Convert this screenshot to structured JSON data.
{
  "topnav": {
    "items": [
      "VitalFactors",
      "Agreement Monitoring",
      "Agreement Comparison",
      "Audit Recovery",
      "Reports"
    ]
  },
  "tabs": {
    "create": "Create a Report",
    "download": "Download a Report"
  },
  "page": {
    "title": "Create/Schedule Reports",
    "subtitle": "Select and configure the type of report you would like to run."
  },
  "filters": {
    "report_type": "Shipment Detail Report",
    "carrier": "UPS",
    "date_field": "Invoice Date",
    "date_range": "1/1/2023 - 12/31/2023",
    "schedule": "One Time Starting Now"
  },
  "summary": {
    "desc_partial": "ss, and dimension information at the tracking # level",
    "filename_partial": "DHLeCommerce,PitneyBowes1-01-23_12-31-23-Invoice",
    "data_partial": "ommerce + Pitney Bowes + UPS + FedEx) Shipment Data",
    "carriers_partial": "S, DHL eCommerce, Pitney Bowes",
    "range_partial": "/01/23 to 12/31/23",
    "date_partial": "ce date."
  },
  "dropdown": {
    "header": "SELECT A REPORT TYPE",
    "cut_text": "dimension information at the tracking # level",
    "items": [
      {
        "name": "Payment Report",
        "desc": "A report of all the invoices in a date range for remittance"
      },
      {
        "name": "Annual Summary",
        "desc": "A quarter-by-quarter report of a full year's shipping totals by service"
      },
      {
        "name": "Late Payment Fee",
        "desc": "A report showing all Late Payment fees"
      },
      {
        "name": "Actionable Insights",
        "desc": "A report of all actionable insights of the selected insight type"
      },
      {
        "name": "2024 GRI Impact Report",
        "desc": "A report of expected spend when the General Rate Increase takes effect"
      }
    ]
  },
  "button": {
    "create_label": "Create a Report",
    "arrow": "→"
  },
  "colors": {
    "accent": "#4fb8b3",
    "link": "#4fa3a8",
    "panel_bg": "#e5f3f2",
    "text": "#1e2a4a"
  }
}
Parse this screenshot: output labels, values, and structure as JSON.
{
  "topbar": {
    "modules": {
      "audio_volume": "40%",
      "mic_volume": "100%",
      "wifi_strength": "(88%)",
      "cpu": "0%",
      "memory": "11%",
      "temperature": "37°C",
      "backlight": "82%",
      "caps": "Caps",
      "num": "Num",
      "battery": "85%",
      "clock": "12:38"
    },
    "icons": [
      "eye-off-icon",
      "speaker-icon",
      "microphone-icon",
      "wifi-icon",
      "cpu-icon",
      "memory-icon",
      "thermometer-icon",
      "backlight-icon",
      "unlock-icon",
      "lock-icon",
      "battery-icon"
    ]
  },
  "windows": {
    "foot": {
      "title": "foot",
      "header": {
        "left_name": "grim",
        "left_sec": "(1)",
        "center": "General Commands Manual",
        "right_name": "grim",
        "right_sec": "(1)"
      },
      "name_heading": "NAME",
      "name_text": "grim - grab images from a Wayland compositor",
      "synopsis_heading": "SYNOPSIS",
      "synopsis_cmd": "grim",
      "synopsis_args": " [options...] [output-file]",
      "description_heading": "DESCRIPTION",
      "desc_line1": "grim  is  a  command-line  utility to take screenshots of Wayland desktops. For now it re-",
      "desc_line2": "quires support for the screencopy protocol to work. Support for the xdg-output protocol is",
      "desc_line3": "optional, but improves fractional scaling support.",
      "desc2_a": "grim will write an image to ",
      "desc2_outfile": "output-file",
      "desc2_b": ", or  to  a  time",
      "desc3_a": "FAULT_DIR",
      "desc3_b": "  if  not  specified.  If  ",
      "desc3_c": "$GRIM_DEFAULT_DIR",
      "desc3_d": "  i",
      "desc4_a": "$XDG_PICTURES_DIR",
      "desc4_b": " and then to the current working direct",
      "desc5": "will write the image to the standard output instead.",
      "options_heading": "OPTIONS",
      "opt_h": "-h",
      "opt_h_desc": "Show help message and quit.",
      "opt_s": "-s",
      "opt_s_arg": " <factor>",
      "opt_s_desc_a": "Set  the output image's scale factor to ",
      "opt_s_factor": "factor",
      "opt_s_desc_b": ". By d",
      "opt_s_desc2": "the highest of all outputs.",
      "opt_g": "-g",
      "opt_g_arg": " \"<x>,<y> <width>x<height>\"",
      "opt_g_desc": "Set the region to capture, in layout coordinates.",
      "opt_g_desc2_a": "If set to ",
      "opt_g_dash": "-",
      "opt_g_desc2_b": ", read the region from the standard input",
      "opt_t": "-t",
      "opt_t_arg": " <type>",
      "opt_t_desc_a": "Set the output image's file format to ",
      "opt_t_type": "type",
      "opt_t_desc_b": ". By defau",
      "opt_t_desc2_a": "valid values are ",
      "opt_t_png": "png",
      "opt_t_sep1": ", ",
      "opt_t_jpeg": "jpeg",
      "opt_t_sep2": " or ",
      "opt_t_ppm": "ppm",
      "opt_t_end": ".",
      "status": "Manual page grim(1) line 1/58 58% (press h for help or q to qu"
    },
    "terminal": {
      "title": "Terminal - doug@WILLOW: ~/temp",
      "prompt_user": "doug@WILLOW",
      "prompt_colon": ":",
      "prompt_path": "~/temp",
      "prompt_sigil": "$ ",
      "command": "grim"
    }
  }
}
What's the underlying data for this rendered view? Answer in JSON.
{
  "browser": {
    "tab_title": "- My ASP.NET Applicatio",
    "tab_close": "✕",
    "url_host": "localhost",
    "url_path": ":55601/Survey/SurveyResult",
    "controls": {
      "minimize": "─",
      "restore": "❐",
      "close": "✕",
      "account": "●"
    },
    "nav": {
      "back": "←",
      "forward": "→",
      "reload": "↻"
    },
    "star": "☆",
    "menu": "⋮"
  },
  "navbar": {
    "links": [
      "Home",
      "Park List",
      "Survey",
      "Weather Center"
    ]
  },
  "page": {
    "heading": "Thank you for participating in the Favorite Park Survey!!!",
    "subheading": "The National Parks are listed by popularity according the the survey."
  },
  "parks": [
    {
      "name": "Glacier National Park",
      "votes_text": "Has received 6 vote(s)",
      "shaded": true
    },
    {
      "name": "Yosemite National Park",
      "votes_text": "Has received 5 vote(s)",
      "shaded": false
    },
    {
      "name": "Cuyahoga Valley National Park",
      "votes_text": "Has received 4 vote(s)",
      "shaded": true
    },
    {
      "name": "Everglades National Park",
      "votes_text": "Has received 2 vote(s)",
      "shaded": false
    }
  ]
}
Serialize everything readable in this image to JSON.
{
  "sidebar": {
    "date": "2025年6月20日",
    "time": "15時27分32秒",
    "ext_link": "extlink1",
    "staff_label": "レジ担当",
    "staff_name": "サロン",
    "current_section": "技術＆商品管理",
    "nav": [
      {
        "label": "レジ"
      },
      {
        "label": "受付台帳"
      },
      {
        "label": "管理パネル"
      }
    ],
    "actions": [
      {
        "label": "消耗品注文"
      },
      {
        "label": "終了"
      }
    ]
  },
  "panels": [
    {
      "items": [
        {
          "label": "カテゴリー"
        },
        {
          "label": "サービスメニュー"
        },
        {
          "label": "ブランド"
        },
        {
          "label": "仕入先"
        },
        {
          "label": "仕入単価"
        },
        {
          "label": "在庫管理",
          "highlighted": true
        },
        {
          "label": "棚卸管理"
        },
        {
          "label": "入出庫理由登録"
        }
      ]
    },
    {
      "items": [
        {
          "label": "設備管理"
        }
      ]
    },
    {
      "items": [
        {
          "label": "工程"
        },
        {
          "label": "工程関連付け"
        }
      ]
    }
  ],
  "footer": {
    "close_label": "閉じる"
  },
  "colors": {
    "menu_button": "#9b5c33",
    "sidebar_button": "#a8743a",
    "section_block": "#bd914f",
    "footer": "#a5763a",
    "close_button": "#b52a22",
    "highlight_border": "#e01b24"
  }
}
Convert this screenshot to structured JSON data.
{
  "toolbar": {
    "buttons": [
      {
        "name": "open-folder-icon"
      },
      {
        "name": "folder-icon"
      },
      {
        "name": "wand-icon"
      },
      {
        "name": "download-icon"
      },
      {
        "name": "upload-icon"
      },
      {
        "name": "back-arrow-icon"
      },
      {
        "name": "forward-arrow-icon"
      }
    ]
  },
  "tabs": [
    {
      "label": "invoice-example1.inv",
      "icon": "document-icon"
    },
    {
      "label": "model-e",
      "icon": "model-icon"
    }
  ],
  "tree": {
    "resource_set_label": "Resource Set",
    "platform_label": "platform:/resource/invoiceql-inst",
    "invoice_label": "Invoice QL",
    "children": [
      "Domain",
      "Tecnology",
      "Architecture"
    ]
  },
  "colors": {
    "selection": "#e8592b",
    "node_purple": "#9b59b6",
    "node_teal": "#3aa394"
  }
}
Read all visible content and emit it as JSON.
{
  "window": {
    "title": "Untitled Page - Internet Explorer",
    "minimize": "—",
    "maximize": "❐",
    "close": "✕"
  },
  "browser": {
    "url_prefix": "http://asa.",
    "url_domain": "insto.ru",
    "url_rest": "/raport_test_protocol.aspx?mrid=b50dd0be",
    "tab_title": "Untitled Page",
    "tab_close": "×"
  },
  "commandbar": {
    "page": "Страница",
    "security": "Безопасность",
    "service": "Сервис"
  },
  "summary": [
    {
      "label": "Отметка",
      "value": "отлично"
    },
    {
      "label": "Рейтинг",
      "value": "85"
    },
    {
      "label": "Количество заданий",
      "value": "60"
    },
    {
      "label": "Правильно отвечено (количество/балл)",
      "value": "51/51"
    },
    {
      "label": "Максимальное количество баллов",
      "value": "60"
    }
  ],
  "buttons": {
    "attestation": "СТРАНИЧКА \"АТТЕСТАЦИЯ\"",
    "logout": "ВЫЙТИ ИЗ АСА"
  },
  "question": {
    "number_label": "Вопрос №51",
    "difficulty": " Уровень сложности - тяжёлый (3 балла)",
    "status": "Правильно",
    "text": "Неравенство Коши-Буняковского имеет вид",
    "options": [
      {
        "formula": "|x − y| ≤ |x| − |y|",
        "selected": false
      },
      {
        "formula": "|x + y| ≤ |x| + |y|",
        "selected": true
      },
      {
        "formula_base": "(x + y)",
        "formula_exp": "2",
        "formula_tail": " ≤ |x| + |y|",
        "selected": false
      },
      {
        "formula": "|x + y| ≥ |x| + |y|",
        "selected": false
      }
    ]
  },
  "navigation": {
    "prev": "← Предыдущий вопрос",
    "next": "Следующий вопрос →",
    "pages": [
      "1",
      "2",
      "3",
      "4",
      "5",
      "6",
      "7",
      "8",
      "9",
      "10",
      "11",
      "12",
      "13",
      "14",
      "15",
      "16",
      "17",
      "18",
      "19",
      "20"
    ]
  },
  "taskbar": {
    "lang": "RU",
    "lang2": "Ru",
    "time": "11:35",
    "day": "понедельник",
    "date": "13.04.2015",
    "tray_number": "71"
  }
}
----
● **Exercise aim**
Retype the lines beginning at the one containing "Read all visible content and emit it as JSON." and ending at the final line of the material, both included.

● **Solved problem**
Read all visible content and emit it as JSON.
{
  "window": {
    "title": "Untitled Page - Internet Explorer",
    "minimize": "—",
    "maximize": "❐",
    "close": "✕"
  },
  "browser": {
    "url_prefix": "http://asa.",
    "url_domain": "insto.ru",
    "url_rest": "/raport_test_protocol.aspx?mrid=b50dd0be",
    "tab_title": "Untitled Page",
    "tab_close": "×"
  },
  "commandbar": {
    "page": "Страница",
    "security": "Безопасность",
    "service": "Сервис"
  },
  "summary": [
    {
      "label": "Отметка",
      "value": "отлично"
    },
    {
      "label": "Рейтинг",
      "value": "85"
    },
    {
      "label": "Количество заданий",
      "value": "60"
    },
    {
      "label": "Правильно отвечено (количество/балл)",
      "value": "51/51"
    },
    {
      "label": "Максимальное количество баллов",
      "value": "60"
    }
  ],
  "buttons": {
    "attestation": "СТРАНИЧКА \"АТТЕСТАЦИЯ\"",
    "logout": "ВЫЙТИ ИЗ АСА"
  },
  "question": {
    "number_label": "Вопрос №51",
    "difficulty": " Уровень сложности - тяжёлый (3 балла)",
    "status": "Правильно",
    "text": "Неравенство Коши-Буняковского имеет вид",
    "options": [
      {
        "formula": "|x − y| ≤ |x| − |y|",
        "selected": false
      },
      {
        "formula": "|x + y| ≤ |x| + |y|",
        "selected": true
      },
      {
        "formula_base": "(x + y)",
        "formula_exp": "2",
        "formula_tail": " ≤ |x| + |y|",
        "selected": false
      },
      {
        "formula": "|x + y| ≥ |x| + |y|",
        "selected": false
      }
    ]
  },
  "navigation": {
    "prev": "← Предыдущий вопрос",
    "next": "Следующий вопрос →",
    "pages": [
      "1",
      "2",
      "3",
      "4",
      "5",
      "6",
      "7",
      "8",
      "9",
      "10",
      "11",
      "12",
      "13",
      "14",
      "15",
      "16",
      "17",
      "18",
      "19",
      "20"
    ]
  },
  "taskbar": {
    "lang": "RU",
    "lang2": "Ru",
    "time": "11:35",
    "day": "понедельник",
    "date": "13.04.2015",
    "tray_number": "71"
  }
}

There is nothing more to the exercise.